Mobile World Congress 2014 delivered on the promise of the Global place to be for the Mobile industry. With the exception of Apple, virtually every Mobile brand was represented at MWC 2014. The 85,000 attendees represented an 18% increase over 2013 and was kicked off by Mark Zuckerberg keynote including his motivations for the 19 Billion WhatsApp acquisition. This is what got my attention at MWC.

Coolest Thing I Saw Touched 

Haptic Technology providing touch feedback on a tablet was amazing. Fujitsu demoed a prototype tablet that used a touch film and ultrasonic feedback with a few applications that provided real tactile feedback. I was able to “play” a string instrument and slide from a rough beach surface to slippery wet. This really worked well and even though there was no ship date, the prototype looked and felt close to production ready. Beside games and keyboards the use cases for this technology are endless. Perhaps this will put Fujitsu on the map for mobile devices.

NFV ( Network Function Virtualization ) was Everywhere

Even more than “Cloud”. The buzz and appeal of expensive, rigid Telco equipment being replaced by flexible virtualized network functions on industry standard servers has reached the hype status and many companies are poised to take advantage of it. Carriers are looking forward to lower hardware costs and significant flexibility benefits to scale rapidly. Equipment vendors are jumping on board highlighting their abilities to support the coming NFV transition. Citrix was demonstrating a full NFV infrastructure orchestration spinning up live environments with Cloud Portal including ByteMobile, NetScaler and XenServer.

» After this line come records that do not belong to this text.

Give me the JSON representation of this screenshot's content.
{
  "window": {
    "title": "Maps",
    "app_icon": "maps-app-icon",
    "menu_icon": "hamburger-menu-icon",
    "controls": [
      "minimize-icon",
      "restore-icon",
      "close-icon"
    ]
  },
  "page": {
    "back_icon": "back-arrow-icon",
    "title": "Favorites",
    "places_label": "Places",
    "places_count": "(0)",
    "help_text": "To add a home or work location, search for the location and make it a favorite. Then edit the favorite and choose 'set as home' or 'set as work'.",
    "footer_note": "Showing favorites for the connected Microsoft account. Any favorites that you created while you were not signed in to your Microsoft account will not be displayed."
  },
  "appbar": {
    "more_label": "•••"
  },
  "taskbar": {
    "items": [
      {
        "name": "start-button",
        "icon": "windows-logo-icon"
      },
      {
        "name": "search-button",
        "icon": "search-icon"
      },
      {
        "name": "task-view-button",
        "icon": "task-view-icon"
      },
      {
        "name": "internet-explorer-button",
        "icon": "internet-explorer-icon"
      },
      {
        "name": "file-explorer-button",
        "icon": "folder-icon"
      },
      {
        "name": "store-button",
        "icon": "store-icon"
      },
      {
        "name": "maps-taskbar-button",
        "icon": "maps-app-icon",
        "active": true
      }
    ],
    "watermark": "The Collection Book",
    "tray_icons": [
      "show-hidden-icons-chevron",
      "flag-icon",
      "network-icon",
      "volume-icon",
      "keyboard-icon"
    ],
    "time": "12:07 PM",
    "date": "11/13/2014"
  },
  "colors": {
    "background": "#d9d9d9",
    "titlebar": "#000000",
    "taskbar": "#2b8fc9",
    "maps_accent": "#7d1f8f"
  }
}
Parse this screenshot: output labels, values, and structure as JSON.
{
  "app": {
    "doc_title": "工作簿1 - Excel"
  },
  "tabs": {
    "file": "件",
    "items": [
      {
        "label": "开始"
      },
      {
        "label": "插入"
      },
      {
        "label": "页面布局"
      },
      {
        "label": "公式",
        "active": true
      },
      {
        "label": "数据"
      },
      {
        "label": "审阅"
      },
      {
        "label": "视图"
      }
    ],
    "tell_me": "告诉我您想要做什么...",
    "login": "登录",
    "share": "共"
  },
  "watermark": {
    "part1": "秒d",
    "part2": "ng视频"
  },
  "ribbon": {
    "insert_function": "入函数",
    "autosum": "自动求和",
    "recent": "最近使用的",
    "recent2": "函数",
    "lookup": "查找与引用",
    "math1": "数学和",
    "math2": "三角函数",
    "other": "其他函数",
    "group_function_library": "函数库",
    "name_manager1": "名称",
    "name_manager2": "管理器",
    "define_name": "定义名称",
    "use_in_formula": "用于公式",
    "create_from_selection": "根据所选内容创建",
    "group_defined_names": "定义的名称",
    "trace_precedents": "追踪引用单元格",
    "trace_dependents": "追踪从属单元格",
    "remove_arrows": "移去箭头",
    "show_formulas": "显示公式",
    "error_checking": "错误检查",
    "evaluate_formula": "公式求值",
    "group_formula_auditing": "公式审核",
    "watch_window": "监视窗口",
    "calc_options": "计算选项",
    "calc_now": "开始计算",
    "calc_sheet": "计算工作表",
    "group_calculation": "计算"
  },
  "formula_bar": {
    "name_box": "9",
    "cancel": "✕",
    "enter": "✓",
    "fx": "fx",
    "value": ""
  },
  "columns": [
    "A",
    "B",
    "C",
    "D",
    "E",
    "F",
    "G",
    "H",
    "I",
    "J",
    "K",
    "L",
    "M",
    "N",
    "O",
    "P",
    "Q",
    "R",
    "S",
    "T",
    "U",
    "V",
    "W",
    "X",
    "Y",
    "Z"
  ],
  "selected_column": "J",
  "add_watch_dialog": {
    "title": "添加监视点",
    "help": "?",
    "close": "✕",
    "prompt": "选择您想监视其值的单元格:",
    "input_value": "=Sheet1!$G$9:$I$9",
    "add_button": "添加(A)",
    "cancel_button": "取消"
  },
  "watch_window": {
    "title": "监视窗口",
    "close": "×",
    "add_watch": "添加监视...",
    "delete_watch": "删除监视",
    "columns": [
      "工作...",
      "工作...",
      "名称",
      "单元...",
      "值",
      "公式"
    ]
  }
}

The NFV opportunity will likely live up to the promised hype and disrupt this multi Billion dollar market, the only question is when.

From Telco to Enterprise 

Mobile World Congress has traditionally been a Telco centric event, while that continues to be a focus the addition of Enterprise mobility was very evident. In fact Samsung used the event to announce Knox 2.0 along with the Galaxy 5 and Galaxy Note Pro. Samsung and Citrix also jointly announced Citrix XenMobile for Knox a new offering which extends the XenMobile solution to manage Knox enabled devices.

Android Continues to Dominate

Android continues to dominate as the Mobile device platform. The alternatives were visible including a Firefox Mobile OS , Ubuntu, and Tizen as the platform for the new Google Gear 2. However some of them seemed to have the same story as last year. Intel announced DPT Device Protection Technology for Android which is a security layer embedded in new Atom based chips and Citrix announced support at MWC. Expect to see some Intel wins with device OEMs in the future.

Cars are the Next Mobile Tech Devices 

IVI In-Vehicle-Infotainment system is the new acronym to learn that covers the category of on board Car computers. Ford, GM had big booths and other cars with new IVI systems were demoing in booths over the Event. Ford was showing car to car communication and GM was wooing developers for in car apps. One demo I really liked was ScreenSharing from Smartphone to IVI. HTC was demoing an HTC One inside a Volkswagon Golf and seamlessly screensharing from the smartphone to the Golf IVI. This is expected to be available in 2Q this year.


Samsung announced Gear 2.0 and Gear Fit. The Gear 2.0 is an improvement over 1.0 but still clunky. GearFit on the other hand with curved display and small profile was very wearable although the 90 degree view seemed annoying. Sony announced the SmartBand along with LifeLog that logs everything if you let it. There were also a few Google Glass demos and Glass alternatives but its clear that watches will be the next likely wearable to go mainstream.